- Provided material -
>>>>>
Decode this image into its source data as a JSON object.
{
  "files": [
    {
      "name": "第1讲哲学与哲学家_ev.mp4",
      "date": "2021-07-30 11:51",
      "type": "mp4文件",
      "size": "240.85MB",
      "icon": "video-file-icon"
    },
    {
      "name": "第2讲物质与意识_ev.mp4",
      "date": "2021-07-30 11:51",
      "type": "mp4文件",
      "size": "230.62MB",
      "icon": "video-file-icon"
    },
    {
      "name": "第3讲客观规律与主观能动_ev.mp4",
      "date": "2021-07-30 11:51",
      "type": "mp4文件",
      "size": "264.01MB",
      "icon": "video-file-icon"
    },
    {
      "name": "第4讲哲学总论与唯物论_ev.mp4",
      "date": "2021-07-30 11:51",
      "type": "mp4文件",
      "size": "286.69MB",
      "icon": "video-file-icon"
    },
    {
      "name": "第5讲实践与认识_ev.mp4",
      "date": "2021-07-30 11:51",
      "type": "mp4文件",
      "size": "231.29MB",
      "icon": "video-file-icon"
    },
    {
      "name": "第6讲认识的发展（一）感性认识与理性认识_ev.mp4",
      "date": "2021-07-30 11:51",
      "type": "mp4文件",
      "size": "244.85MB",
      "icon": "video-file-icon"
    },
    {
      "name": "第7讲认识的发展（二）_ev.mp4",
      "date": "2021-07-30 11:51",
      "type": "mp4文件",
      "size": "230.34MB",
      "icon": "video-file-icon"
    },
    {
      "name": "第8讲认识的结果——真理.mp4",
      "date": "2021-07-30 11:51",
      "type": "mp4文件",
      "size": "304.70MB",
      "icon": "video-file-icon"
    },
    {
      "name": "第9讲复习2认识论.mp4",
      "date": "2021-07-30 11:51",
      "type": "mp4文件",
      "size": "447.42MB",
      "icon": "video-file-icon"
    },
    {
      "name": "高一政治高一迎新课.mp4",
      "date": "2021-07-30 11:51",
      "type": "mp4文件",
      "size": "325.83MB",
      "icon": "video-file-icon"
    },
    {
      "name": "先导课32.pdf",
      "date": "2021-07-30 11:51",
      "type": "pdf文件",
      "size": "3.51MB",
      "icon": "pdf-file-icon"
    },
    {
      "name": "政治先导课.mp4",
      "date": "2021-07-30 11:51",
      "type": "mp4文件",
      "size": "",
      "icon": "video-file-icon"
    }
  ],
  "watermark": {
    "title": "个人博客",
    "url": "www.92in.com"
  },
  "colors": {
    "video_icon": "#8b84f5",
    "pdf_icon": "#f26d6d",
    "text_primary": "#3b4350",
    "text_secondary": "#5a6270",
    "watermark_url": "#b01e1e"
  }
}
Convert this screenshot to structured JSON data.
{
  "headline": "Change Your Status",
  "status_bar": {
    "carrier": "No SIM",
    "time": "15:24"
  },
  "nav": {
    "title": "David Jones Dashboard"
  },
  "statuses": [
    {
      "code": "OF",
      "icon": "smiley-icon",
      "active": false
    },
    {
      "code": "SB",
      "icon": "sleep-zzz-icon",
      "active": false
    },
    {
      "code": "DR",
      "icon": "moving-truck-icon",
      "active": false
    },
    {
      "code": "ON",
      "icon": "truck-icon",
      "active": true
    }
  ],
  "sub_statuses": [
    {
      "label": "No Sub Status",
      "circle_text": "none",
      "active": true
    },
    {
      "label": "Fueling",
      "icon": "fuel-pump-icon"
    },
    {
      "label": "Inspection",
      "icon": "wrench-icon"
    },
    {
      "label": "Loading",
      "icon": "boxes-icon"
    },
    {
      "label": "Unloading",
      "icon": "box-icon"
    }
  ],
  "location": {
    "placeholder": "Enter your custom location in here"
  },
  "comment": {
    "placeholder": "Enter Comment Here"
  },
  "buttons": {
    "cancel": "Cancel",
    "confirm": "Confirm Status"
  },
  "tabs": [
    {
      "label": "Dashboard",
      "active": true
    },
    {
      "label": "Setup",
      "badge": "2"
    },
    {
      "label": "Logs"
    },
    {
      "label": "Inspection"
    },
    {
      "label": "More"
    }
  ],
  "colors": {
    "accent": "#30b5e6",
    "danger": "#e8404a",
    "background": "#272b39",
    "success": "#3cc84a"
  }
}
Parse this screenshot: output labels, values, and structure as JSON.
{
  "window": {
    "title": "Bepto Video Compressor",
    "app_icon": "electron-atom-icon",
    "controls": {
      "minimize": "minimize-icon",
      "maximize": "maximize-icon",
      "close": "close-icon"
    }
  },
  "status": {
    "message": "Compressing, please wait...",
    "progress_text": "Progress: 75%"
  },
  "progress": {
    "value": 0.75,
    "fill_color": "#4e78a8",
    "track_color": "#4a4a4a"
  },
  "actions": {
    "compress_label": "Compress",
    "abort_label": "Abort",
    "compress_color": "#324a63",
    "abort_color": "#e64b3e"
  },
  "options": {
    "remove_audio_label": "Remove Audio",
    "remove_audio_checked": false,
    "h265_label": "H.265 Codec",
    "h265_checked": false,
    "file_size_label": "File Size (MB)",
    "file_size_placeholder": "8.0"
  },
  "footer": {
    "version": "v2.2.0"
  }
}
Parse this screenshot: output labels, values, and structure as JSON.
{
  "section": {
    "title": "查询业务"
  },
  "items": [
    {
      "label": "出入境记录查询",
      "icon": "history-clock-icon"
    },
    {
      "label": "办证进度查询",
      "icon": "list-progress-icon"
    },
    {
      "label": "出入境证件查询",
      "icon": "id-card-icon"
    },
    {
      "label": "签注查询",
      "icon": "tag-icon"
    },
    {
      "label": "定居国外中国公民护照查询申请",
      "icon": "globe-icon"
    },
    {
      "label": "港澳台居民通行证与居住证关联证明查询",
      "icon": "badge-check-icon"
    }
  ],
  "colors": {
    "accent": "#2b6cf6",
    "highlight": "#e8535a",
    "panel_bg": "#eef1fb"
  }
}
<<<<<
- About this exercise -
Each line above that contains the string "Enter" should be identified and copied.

- Problem solution -
    "placeholder": "Enter your custom location in here"
    "placeholder": "Enter Comment Here"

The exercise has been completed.